“Sort of yeah, actually you taught me a lot, in the present and future as well and I’ve gotta tell you, I am not good at being taught stuff.”

“I’m afraid I don’t recognise you. What year was it we met?”

“What year is it now?”

Barbara was taken aback by the idea the woman didn’t know the year. “It’s 1990 of course.”

“Sorry, yeah, of course. Ah, well we met ages ago, the sixties.”

“You must have been very young; explains how I don’t recognise you.”

“God no, looked older then. Grey hair, walking stick, monocle.” She suddenly leaned up on her tiptoes. “Oh, I should get a monocle again! I’d look good with a monocle!”

Not knowing what to think, Barbara smiled along, unsure whether she was being tricked or that Ian was playing a practical joke on her. The woman reminded her of the Doctor but that was ridiculous.

“Well thank you for coming,” Barbara uttered, confused at what was happening.

“The pleasure is all mine, Barbara. I’m your biggest fan, well after Chesterton, because he’s nuts about you, obviously.”

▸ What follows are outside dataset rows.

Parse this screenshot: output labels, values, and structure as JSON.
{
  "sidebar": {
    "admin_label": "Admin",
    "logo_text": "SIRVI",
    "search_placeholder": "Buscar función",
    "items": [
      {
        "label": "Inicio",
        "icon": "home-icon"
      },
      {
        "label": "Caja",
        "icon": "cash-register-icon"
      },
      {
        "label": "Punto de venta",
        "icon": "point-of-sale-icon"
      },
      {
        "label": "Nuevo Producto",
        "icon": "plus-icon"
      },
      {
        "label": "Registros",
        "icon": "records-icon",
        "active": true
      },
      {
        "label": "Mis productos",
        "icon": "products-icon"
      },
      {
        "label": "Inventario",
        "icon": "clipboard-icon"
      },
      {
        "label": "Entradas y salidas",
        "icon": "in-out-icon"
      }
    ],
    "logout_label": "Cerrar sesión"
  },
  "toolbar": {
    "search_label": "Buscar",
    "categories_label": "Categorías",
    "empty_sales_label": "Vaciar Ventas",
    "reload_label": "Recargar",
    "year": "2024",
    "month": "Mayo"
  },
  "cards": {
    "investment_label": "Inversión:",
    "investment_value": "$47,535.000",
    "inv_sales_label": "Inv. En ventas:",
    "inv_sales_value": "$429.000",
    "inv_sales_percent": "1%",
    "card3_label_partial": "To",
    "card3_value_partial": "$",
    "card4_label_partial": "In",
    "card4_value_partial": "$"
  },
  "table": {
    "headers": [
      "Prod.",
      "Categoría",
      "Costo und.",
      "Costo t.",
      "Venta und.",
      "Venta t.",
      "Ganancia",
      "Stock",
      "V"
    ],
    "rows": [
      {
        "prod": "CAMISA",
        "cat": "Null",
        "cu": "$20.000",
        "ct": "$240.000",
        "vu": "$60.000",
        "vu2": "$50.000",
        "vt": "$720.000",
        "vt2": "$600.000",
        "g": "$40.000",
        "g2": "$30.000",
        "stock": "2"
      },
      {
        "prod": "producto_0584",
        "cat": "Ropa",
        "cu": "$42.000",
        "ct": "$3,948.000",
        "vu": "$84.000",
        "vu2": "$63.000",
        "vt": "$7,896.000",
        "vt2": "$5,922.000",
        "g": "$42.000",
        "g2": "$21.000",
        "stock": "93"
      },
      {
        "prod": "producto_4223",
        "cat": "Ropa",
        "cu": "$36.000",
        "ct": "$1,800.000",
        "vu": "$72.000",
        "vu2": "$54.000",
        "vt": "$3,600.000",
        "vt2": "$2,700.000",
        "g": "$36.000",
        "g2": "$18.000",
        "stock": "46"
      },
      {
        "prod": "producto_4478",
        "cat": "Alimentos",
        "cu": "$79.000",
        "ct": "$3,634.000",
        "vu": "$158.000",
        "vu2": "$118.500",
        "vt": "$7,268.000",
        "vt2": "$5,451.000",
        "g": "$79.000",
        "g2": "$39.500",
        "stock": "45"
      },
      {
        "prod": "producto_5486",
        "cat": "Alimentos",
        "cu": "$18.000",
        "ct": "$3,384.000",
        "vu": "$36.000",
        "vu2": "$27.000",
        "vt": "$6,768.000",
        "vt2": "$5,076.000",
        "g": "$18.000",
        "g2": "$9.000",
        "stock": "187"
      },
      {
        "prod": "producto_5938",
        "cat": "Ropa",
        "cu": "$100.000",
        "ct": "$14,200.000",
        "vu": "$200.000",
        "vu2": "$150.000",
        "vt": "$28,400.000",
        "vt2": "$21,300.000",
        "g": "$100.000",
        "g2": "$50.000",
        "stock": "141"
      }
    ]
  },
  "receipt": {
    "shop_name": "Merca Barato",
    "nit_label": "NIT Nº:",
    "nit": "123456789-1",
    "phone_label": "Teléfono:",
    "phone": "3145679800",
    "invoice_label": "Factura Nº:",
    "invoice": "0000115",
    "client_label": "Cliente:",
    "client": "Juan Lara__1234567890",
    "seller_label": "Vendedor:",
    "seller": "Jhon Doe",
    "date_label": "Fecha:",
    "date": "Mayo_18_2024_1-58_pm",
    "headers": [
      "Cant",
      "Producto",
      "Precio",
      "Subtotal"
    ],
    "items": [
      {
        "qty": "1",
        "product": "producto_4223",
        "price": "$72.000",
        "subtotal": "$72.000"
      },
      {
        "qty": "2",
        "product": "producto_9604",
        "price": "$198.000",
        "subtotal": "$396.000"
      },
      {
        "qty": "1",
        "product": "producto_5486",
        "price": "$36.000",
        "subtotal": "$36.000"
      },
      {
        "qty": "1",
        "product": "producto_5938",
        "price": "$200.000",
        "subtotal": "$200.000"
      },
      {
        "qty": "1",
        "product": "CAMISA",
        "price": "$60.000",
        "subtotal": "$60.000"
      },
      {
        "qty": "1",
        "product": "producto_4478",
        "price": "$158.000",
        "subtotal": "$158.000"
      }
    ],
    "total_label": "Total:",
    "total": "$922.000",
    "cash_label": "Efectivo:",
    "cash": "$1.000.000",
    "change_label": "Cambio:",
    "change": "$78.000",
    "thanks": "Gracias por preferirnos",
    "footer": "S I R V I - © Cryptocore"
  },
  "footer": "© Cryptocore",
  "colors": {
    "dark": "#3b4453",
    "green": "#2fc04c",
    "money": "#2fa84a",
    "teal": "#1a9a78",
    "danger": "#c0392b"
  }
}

“Glad I could be some sort of inspiration.” Barbara couldn’t stop staring at the woman, sensing a connection, a history, a link.

“Yeah, the most inspiring person. You couldn’t save a civilisation but at least you helped one man, eh?”

“I beg your pardon?” Barbara shivered. She hadn’t quoted it like that in the book. The only person who’d know that was the Doctor.

She looked around for any sign of Ian. Did he know what was going on? Where was he? She was about to reply when she noticed the woman had disappeared. She looked around but couldn’t see the blonde woman in the strange clothes.

“Here’s your coffee, darling,” Ian said as he returned to the table a moment later. “Took me ages. Coffee is getting so complicated. I had too many choices. And I got stuck behind these three people who just couldn’t make up their minds. What’s the matter, Barbara?”

They agreed to take a short break whilst they drank their coffees and chose to sit in the quiet outside underneath the shade of a tree.

“Well, what happened?”

“You’ll think I’m stupid.”

“Barbara, I could never think you were stupid. What is it?”

“I think I saw the Doctor.”

Ian spun around. “Where? What? How is he? What did he say?”

Barbara took his hand. “I can’t explain it, Ian. It was him but it wasn’t, oh, it was like a dream. She said things that only he would’ve known and there was this glint in her eye like she knew everything.”

“She?”

“It was a woman. But it was him, Ian, I know it, I can feel it.”

Ian laughed. “It’s alright, I believe you. So, how’s she looking these days?”

Slapping him playfully, Barbara smiled. “Very good as it happens. Do you think it really was him?”

“He’s an alien, who knows what life span or culture they have. Anything’s possible. And he wasn’t very forthcoming about information when we travelled with him, was he?”

“No, but our Doctor, Ian. After all of it, our Doctor came back to get my autograph and to read my book. That means something, doesn’t it?”

“It means you’re bloody good at this Aztec lark,” Ian said, hugging her.

There was a pause.

“Hold on, how come the Doctor never visited me when I was offered that science award?”

Barbara sipped her coffee and ignored his question, averting his gaze and smirking.